Grothendieck 2-topos

A **Grothendieck 2-topos** is a 2-category that is equivalent to the 2-category of 2-sheaves (aka stacks) on some 2-site. More generally, a Grothendieck $n$-topos is an $n$-category that is equivalent to the $n$-category of $n$-sheaves on some $n$-site (for $n\le 2$); see truncated 2-topos.

The 2-Giraud theorem due to StreetCBS characterizes Grothendieck $n$-toposes as the infinitary n-pretoposes having a small eso-generating set of objects.

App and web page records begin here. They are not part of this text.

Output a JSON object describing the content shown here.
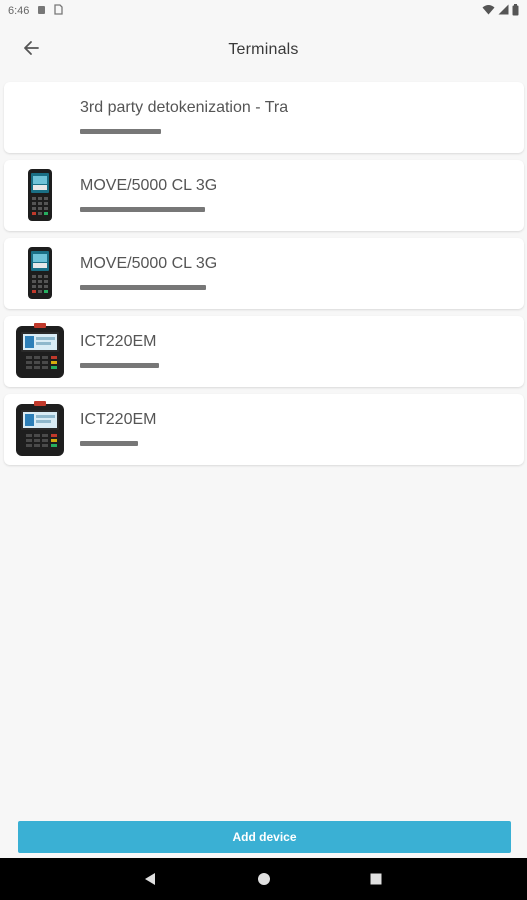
{
  "status_bar": {
    "time": "6:46",
    "left_icons": [
      "notification-icon",
      "sim-icon"
    ],
    "right_icons": [
      "wifi-icon",
      "signal-icon",
      "battery-icon"
    ]
  },
  "app_bar": {
    "title": "Terminals",
    "back_icon": "arrow-back-icon"
  },
  "terminals": [
    {
      "name": "3rd party detokenization - Tra",
      "image": "none",
      "redacted_fraction": 0.27
    },
    {
      "name": "MOVE/5000 CL 3G",
      "image": "move5000-terminal",
      "redacted_fraction": 0.42
    },
    {
      "name": "MOVE/5000 CL 3G",
      "image": "move5000-terminal",
      "redacted_fraction": 0.42
    },
    {
      "name": "ICT220EM",
      "image": "ict220-terminal",
      "redacted_fraction": 0.26
    },
    {
      "name": "ICT220EM",
      "image": "ict220-terminal",
      "redacted_fraction": 0.19
    }
  ],
  "actions": {
    "add_device_label": "Add device"
  },
  "navigation": {
    "buttons": [
      "back-triangle-icon",
      "home-circle-icon",
      "recents-square-icon"
    ]
  },
  "colors": {
    "accent": "#3ab0d4",
    "background": "#f7f7f7",
    "card": "#ffffff",
    "nav_bar": "#000000"
  }
}
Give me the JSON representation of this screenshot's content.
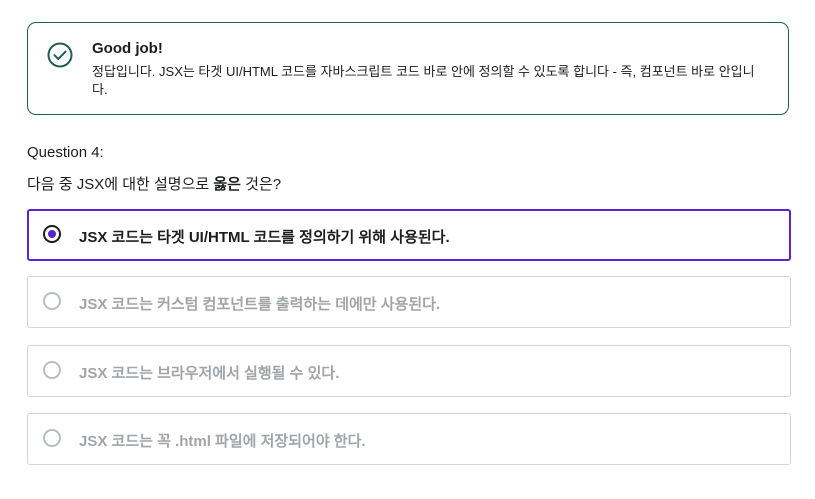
{
  "feedback": {
    "icon": "check-circle-icon",
    "title": "Good job!",
    "text": "정답입니다. JSX는 타겟 UI/HTML 코드를 자바스크립트 코드 바로 안에 정의할 수 있도록 합니다 - 즉, 컴포넌트 바로 안입니다.",
    "accent_color": "#1e6055"
  },
  "question": {
    "number_label": "Question 4:",
    "prompt_before": "다음 중 JSX에 대한 설명으로 ",
    "prompt_bold": "옳은",
    "prompt_after": " 것은?"
  },
  "options": [
    {
      "label": "JSX 코드는 타겟 UI/HTML 코드를 정의하기 위해 사용된다.",
      "selected": true
    },
    {
      "label": "JSX 코드는 커스텀 컴포넌트를 출력하는 데에만 사용된다.",
      "selected": false
    },
    {
      "label": "JSX 코드는 브라우저에서 실행될 수 있다.",
      "selected": false
    },
    {
      "label": "JSX 코드는 꼭 .html 파일에 저장되어야 한다.",
      "selected": false
    }
  ],
  "colors": {
    "selected_accent": "#5624d0",
    "disabled_text": "#a1a5a9",
    "border": "#d1d7dc"
  }
}
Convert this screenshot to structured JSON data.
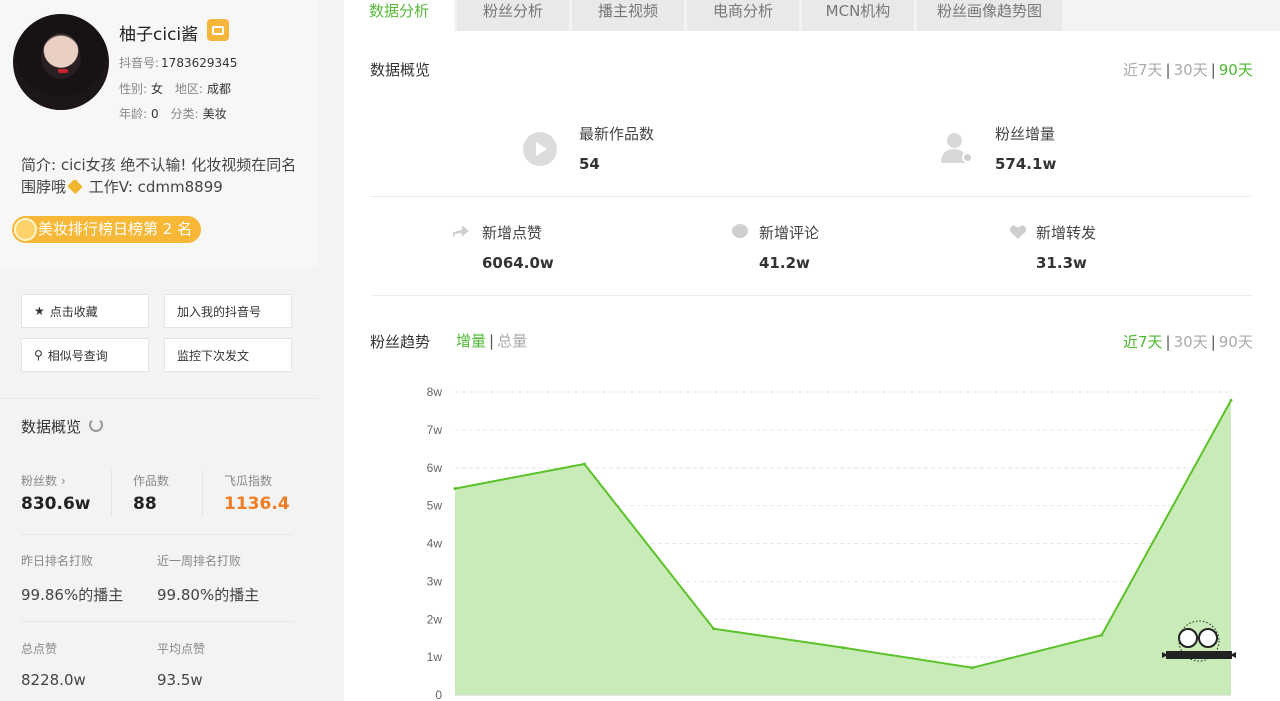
{
  "profile": {
    "name": "柚子cici酱",
    "douyin_label": "抖音号:",
    "douyin_id": "1783629345",
    "gender_label": "性别:",
    "gender": "女",
    "region_label": "地区:",
    "region": "成都",
    "age_label": "年龄:",
    "age": "0",
    "category_label": "分类:",
    "category": "美妆",
    "intro_line1": "简介: cici女孩 绝不认输!  化妆视频在同名",
    "intro_line2a": "围脖哦",
    "intro_line2b": " 工作V: cdmm8899",
    "rank_text": "美妆排行榜日榜第 2 名"
  },
  "actions": {
    "favorite": "点击收藏",
    "add_mine": "加入我的抖音号",
    "similar": "相似号查询",
    "monitor": "监控下次发文"
  },
  "side_overview": {
    "title": "数据概览",
    "fans_label": "粉丝数",
    "fans_value": "830.6w",
    "works_label": "作品数",
    "works_value": "88",
    "feigua_label": "飞瓜指数",
    "feigua_value": "1136.4",
    "yday_rank_label": "昨日排名打败",
    "yday_rank_value": "99.86%的播主",
    "week_rank_label": "近一周排名打败",
    "week_rank_value": "99.80%的播主",
    "total_likes_label": "总点赞",
    "total_likes_value": "8228.0w",
    "avg_likes_label": "平均点赞",
    "avg_likes_value": "93.5w"
  },
  "tabs": [
    "数据分析",
    "粉丝分析",
    "播主视频",
    "电商分析",
    "MCN机构",
    "粉丝画像趋势图"
  ],
  "overview": {
    "title": "数据概览",
    "range": [
      "近7天",
      "30天",
      "90天"
    ],
    "range_active": "90天",
    "latest_works_label": "最新作品数",
    "latest_works_value": "54",
    "fans_growth_label": "粉丝增量",
    "fans_growth_value": "574.1w",
    "new_likes_label": "新增点赞",
    "new_likes_value": "6064.0w",
    "new_comments_label": "新增评论",
    "new_comments_value": "41.2w",
    "new_shares_label": "新增转发",
    "new_shares_value": "31.3w"
  },
  "trend": {
    "title": "粉丝趋势",
    "mode": [
      "增量",
      "总量"
    ],
    "mode_active": "增量",
    "range": [
      "近7天",
      "30天",
      "90天"
    ],
    "range_active": "近7天"
  },
  "colors": {
    "accent_green": "#4fb832",
    "line_green": "#5cc22b",
    "area_green": "#c8ebb8",
    "orange": "#f07d23",
    "badge_yellow": "#f6b836"
  },
  "chart_data": {
    "type": "area",
    "yticks": [
      "0",
      "1w",
      "2w",
      "3w",
      "4w",
      "5w",
      "6w",
      "7w",
      "8w"
    ],
    "ylim": [
      0,
      8
    ],
    "values": [
      5.45,
      6.1,
      1.75,
      1.25,
      0.72,
      1.58,
      7.78
    ]
  }
}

The most familiar Grothendieck 2-toposes are those of 2-sheaves on a 1-site. Even 2-presheaves on a 2-category that is not a 1-category can exhibit unexpected behavior; for instance they do not in general have cores or opposites. (2-presheaves on a (2,1)-category do have cores and opposites, though.)

The 2-Giraud theorem implies that if $K$ is a Grothendieck 2-topos, so is ${K}^{\mathrm{co}}$. In the case of 2-presheaves, we can identify this as:

$$[C,\mathrm{Cat}{]}^{\mathrm{co}}\simeq [{C}^{\mathrm{co}},{\mathrm{Cat}}^{\mathrm{co}}]\simeq [{C}^{\mathrm{co}},\mathrm{Cat}]$$

since we have $(-{)}^{\mathrm{op}}:{\mathrm{Cat}}^{\mathrm{co}}\simeq \mathrm{Cat}$. In other words, the “2-topos of presheaves” functor from 2-categories to 2-toposes preserves the 2-cell-dual involution. Another way to say this is that only for 2-sheaves on a (2,1)-category is “oppositization” an *endofunctor*; in other cases “passage to opposites” means passage to a different 2-topos.

Revised on February 23, 2009 02:27:12
by Mike Shulman
(75.3.140.11)